By William F. Blake; Reviewed by Hugh J. Martin
The book presents the reader with an array of interesting essays on useful topics such as premises liability, undercover operations, integrity investigations, protecting assets, mortgage fraud, arson investigations, and homicide investigations.
***** A Manual of Private Investigation Techniques. Edited by William F. Blake. Charles C. Thomas Publishers, Ltd.; ccthomas.com; 326 pages; $39.95; also available as e-book.
The editor of this volume was able to amass an amazing number of beneficial articles for both aspiring and experienced investigators. Although clearly developed for private investigators, its breadth of topics pertaining to various types of investigations gives it significance for investigators working in the public sector as well.
The book presents the reader with an array of interesting essays on useful topics such as premises liability, undercover operations, integrity investigations, protecting assets, mortgage fraud, arson investigations, and homicide investigations. Many other investigative topics are explored in this tome as well.

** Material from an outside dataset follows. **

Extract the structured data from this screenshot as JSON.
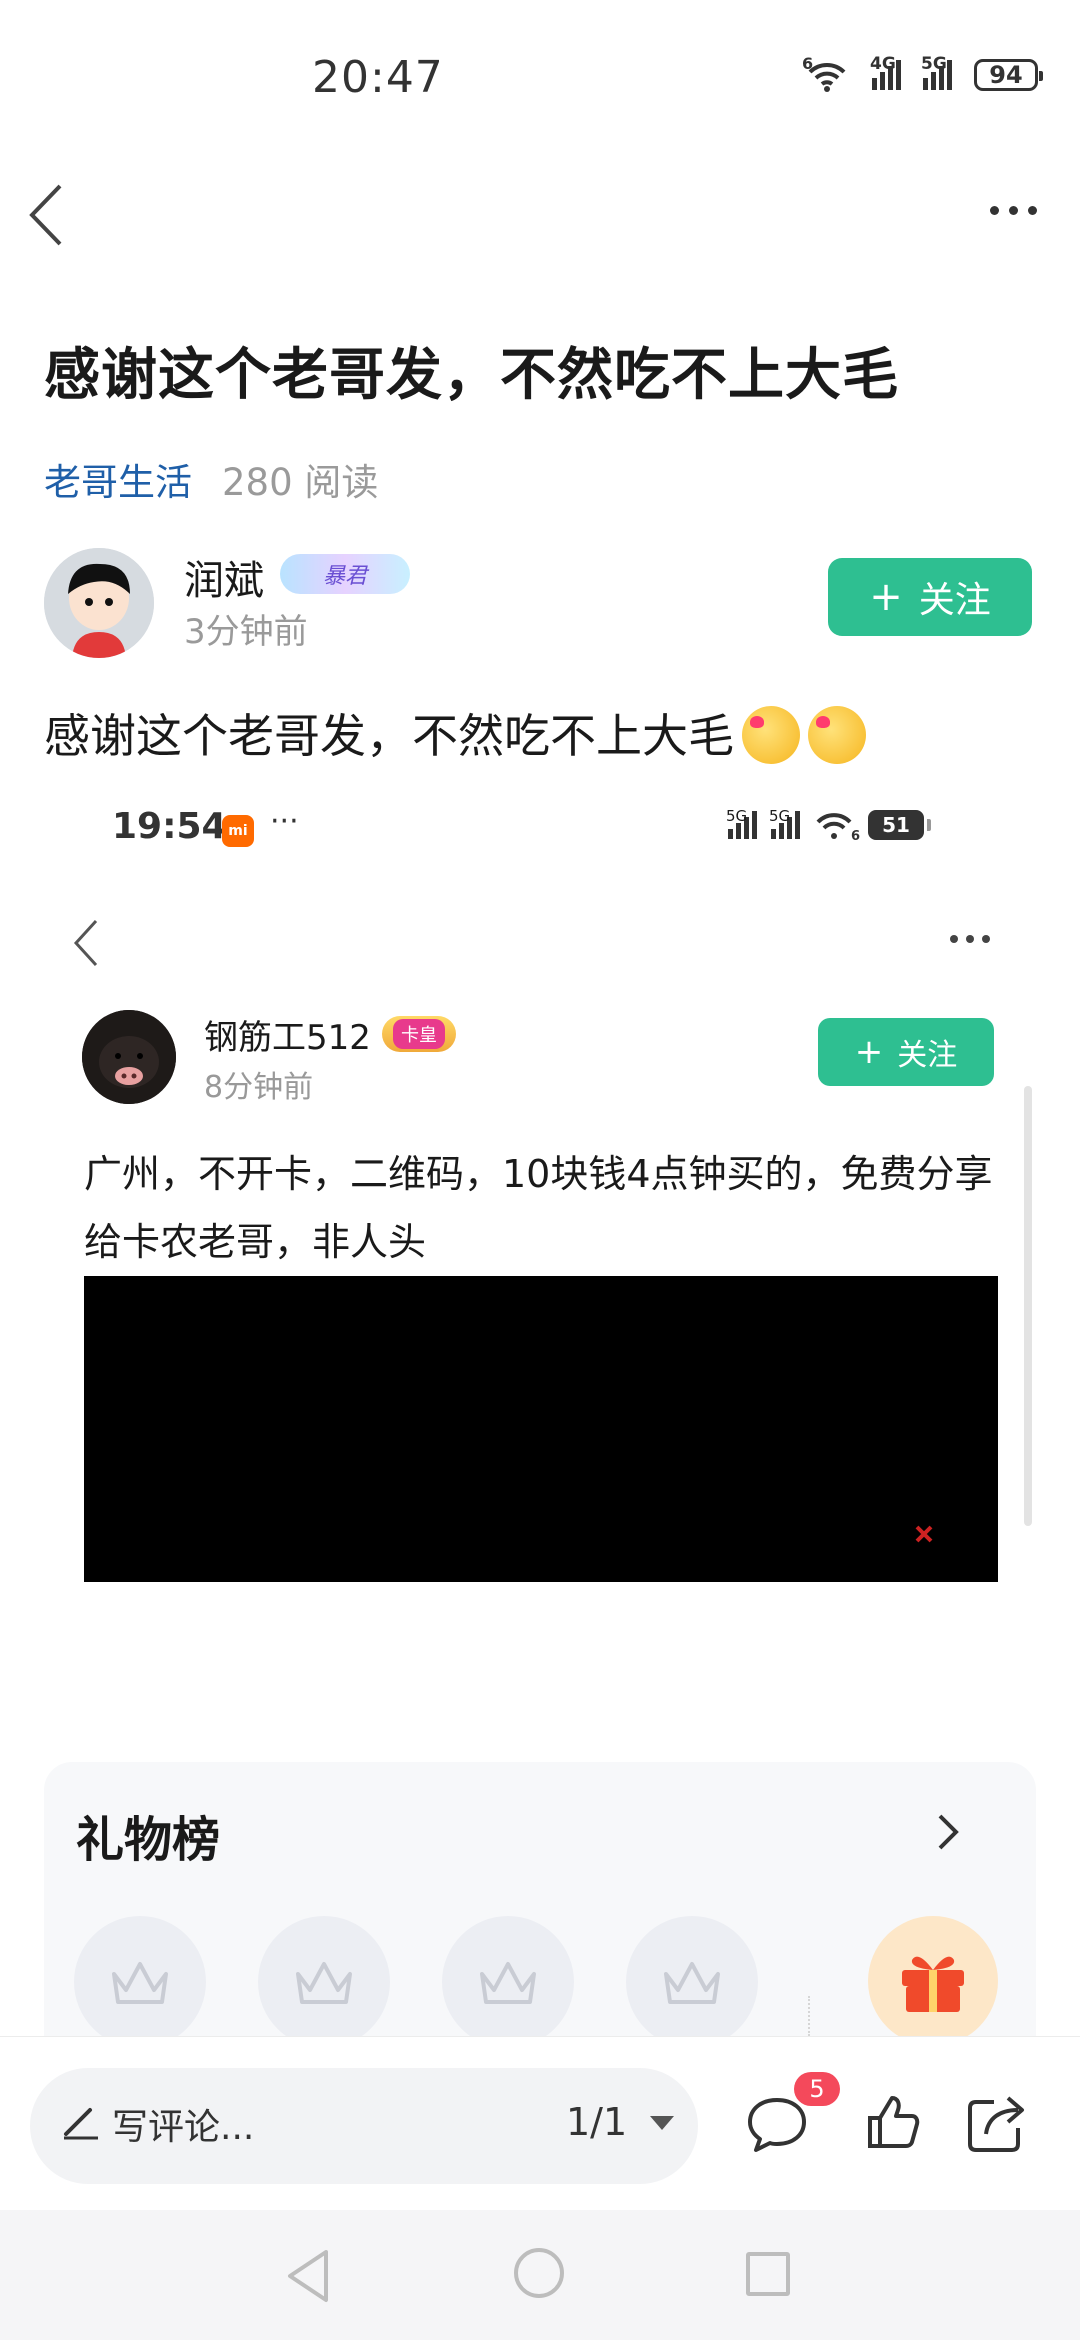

The authors of these articles often incorporate information on how the various types of investigations should be conducted. There is worthwhile information in these articles that will enable private investigators to educate their respective clients on potential issues in their businesses that could create vulnerabilities for criminal exploitation. Collectively, the contributing authors adequately spell out the applicable best investigative practices as they survey the various types of investigations.
In short, this work is a valuable contribution to the field of investigation, especially in the private sector. The editor did a superb job of collecting meaningful articles pertaining to the study of investigation as well as the investigative process.
Hugh J. Martin is a retired police chief from Wisconsin. He is a graduate of the FBI National Academy and a member of ASIS.